Metro Bank shares collapse as accounting fallout hits home

Shares in Metro Bank tanked on Thursday after the lender revealed the impact of a major accounting error and subsequent investor cash call in what it described as a “challenging” first quarter.

The high-street lender’s shares plunged over 15% in morning trade after it unveiled a dismal set of first quarter figures late on Wednesday, before recovering to 11% lower at 688p.

In January, Metro flagged that it had miscalculated the risk weighting of commercial loans secured on property and certain specialist buy-to-let loans.

It later unveiled a £350 million cash call to make up for the shortfall on its balance sheet.

The share price collapse comes off the back of fresh figures showing quarter-on-quarter deposit growth was affected by some major customers withdrawing during the fallout from the debacle, resulting in a 3.6% reduction.

Total deposits stabilised in March and returned to growth in April.

Compared to the same time last year, deposits were up 19% to £15.1 billion.

Underlying profit before tax sank to £6.9 million, compared to £10 million in the same period last year.
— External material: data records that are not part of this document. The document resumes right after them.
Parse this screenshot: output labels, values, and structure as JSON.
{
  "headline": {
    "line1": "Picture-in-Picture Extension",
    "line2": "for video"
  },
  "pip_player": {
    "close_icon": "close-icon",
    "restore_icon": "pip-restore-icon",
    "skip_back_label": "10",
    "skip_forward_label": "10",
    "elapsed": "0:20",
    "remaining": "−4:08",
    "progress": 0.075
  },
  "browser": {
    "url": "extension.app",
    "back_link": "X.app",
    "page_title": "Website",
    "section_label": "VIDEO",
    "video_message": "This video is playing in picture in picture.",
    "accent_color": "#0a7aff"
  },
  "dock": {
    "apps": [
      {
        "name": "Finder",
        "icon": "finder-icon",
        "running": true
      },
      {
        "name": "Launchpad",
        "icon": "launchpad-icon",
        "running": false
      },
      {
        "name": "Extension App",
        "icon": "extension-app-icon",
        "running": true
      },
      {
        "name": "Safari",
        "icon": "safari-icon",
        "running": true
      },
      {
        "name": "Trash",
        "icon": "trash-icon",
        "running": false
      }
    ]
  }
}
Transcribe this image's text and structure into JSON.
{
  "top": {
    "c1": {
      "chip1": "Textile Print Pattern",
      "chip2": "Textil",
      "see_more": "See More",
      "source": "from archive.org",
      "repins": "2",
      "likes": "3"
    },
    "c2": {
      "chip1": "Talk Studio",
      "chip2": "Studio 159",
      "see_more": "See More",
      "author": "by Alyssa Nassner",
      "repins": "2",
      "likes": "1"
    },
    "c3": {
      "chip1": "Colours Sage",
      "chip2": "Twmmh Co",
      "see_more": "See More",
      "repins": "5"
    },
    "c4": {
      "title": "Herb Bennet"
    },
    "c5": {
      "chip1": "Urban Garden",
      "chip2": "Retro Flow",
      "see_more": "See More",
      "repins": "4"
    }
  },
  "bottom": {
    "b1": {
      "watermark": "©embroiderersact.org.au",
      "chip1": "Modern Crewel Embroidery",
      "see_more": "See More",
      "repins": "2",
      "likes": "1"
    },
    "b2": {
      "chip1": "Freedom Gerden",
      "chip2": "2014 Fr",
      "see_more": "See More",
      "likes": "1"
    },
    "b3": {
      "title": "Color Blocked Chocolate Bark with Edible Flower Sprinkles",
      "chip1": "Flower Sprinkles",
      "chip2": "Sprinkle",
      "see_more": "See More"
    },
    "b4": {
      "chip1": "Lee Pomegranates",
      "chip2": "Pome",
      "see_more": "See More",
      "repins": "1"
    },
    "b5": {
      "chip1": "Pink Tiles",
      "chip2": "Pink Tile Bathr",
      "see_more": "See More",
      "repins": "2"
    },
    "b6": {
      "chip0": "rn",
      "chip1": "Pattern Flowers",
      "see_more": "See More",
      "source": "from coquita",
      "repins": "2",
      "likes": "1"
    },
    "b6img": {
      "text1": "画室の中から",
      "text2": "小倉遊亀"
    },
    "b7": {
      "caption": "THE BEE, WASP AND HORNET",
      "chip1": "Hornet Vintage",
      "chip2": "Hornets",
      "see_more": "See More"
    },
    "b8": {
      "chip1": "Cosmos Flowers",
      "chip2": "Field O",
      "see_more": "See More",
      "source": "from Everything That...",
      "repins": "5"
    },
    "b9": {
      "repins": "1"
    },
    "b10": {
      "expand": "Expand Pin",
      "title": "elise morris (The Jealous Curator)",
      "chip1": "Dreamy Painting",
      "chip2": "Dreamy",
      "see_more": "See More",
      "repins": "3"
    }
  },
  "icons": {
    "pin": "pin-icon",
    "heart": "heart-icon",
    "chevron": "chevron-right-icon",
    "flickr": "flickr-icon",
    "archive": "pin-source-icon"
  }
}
On a statutory basis, pre-tax profits fell from £8.6 million to £4.3 million.

Customer numbers grew faster than the equivalent period last year, as 97,000 new accounts took the total to 1.7 million.

Michael Hewson, analyst at CMC Markets, said: “If management were hoping to avoid greater scrutiny by giving analysts limited time to peruse the numbers then this morning’s share price action suggests that while they may have avoided some difficult questions, the numbers more or less speak for themselves.

“They also raise important questions over not only the quality of management’s oversight policies but also the auditors themselves.”

To compound matters, shareholders have been urged to vote against the re-election of founder and chairman Vernon Hill amid the fallout from the accounting blunder.

Investor advisory firm Glass Lewis has recommended that shareholders reject Mr Hill’s reappointment at the lender’s annual meeting this month, citing millions in payments made by Metro to his wife’s architecture firm InterArch.